**EXERCISE DATA**
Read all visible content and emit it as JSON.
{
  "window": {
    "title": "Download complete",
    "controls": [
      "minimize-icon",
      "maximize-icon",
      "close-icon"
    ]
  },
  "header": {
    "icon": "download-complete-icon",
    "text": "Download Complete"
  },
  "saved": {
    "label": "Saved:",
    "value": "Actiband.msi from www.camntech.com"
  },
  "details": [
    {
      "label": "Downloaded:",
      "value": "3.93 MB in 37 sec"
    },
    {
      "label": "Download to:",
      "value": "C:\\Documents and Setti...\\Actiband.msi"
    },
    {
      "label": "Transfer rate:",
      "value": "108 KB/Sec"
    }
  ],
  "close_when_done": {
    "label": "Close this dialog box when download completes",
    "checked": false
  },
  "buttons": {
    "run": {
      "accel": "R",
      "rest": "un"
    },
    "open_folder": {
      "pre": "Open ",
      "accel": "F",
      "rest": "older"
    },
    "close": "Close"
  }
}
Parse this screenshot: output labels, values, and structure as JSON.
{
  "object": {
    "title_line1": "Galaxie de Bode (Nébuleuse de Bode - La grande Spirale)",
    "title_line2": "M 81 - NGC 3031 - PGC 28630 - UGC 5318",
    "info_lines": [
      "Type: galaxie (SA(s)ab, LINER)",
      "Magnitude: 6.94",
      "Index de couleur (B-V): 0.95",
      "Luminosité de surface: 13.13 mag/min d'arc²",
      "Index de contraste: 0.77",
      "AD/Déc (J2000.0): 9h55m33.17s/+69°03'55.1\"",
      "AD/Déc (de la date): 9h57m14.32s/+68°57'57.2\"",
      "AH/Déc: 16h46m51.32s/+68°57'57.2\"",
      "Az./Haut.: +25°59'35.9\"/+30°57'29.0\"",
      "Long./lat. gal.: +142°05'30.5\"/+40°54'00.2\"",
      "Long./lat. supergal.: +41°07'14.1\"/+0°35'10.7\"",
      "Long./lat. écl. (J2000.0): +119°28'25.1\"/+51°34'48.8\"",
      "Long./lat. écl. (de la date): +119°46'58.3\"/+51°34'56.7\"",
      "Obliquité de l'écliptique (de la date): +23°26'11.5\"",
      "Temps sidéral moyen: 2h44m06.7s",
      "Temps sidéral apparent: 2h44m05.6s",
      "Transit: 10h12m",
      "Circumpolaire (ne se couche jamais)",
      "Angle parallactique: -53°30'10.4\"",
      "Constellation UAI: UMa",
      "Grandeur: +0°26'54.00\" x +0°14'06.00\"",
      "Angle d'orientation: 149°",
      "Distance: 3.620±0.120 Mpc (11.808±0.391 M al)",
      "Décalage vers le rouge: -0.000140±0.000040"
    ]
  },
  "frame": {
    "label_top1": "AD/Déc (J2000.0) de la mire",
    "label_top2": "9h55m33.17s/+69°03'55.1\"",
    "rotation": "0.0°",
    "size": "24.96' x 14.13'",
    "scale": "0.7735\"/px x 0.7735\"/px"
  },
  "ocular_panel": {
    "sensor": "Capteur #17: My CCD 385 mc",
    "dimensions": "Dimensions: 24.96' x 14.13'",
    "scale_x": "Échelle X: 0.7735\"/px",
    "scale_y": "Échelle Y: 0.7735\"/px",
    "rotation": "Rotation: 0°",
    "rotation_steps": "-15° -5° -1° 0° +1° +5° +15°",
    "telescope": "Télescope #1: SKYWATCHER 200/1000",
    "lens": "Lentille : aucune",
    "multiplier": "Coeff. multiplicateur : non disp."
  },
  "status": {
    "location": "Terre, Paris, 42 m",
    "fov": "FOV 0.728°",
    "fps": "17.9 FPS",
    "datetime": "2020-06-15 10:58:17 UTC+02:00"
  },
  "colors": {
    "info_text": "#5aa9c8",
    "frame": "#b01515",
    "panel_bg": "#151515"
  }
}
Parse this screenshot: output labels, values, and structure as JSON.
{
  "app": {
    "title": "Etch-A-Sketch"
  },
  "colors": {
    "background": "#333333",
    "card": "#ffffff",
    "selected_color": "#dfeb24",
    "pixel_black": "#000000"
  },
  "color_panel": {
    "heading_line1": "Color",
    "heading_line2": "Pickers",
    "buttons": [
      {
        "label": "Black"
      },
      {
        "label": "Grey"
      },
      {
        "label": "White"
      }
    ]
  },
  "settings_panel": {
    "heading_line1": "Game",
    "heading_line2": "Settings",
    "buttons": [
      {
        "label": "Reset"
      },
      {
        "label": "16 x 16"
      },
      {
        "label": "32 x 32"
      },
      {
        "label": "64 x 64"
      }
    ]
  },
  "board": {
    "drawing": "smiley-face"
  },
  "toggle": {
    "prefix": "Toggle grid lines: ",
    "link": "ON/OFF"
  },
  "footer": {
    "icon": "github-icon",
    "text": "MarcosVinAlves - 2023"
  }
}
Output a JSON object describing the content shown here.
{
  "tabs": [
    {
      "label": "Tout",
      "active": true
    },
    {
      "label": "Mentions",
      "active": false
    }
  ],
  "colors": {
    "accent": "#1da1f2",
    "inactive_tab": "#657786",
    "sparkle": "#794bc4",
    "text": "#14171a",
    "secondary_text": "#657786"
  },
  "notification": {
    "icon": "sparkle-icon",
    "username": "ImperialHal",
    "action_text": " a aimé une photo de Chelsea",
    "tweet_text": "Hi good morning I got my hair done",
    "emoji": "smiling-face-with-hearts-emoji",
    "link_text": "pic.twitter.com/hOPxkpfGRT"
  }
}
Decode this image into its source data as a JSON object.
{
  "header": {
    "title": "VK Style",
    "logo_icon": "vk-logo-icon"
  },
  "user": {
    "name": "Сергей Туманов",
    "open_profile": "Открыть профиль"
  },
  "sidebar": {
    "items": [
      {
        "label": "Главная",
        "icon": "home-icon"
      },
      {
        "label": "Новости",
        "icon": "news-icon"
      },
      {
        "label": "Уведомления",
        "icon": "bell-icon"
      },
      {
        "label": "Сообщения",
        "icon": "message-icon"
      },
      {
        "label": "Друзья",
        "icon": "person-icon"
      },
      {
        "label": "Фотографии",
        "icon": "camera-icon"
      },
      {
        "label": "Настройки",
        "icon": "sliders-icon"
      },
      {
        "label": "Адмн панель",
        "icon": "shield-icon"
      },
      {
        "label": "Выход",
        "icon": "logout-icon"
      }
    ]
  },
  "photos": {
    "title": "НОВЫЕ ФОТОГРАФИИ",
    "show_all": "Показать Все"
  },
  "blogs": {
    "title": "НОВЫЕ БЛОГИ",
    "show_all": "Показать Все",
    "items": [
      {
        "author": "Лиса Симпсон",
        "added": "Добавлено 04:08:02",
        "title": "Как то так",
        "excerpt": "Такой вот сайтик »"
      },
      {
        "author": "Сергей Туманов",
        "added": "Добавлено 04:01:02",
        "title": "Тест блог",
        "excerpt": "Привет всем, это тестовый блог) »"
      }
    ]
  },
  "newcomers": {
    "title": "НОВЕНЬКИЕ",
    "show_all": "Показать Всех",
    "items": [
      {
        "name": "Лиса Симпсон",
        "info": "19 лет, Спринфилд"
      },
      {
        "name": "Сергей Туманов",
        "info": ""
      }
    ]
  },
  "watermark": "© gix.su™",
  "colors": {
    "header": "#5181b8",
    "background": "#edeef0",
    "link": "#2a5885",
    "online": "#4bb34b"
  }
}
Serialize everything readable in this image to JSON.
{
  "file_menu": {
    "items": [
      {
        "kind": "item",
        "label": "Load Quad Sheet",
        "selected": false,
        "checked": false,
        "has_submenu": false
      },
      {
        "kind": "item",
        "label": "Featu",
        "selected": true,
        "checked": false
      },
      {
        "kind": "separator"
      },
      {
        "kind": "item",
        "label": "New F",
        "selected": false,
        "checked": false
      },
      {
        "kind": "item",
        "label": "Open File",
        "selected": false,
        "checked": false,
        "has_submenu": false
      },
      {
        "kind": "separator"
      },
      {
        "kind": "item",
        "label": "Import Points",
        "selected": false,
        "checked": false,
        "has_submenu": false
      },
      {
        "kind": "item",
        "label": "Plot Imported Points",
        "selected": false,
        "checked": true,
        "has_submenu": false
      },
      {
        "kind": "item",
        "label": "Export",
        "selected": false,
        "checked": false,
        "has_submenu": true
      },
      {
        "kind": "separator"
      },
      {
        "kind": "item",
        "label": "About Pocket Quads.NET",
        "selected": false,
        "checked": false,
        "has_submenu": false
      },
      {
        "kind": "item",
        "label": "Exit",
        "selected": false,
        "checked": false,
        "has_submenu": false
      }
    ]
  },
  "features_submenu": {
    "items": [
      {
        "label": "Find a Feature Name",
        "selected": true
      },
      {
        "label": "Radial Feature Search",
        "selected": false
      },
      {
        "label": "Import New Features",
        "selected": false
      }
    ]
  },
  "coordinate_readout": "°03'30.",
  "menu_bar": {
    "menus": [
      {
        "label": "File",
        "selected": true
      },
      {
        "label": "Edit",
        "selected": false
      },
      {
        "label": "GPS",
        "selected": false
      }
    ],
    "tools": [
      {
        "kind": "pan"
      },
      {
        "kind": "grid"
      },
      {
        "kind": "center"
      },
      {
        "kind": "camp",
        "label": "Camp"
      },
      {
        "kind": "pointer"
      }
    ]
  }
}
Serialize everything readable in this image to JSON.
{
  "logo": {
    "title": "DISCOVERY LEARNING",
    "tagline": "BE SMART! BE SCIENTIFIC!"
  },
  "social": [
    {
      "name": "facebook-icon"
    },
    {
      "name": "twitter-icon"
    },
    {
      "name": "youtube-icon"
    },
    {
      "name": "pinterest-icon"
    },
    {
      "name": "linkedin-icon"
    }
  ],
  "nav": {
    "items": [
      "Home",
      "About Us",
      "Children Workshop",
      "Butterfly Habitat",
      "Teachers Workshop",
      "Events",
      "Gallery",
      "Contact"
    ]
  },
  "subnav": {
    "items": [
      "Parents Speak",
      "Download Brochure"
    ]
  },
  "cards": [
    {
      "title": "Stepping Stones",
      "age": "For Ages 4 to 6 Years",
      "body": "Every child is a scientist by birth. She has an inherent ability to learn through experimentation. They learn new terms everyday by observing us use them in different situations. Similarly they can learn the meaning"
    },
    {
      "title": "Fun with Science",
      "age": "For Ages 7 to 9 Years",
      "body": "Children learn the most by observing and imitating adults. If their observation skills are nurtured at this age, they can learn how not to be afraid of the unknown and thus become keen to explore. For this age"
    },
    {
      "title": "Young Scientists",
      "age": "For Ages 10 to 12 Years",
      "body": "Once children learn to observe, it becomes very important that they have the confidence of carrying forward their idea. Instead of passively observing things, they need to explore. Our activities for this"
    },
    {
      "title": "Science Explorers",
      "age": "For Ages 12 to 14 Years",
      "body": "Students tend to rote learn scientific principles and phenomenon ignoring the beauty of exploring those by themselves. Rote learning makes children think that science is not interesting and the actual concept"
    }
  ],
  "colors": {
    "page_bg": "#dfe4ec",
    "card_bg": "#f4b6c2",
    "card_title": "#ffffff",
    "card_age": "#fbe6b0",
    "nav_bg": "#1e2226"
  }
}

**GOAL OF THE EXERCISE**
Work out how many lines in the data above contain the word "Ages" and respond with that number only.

**FINISHED TASK**
4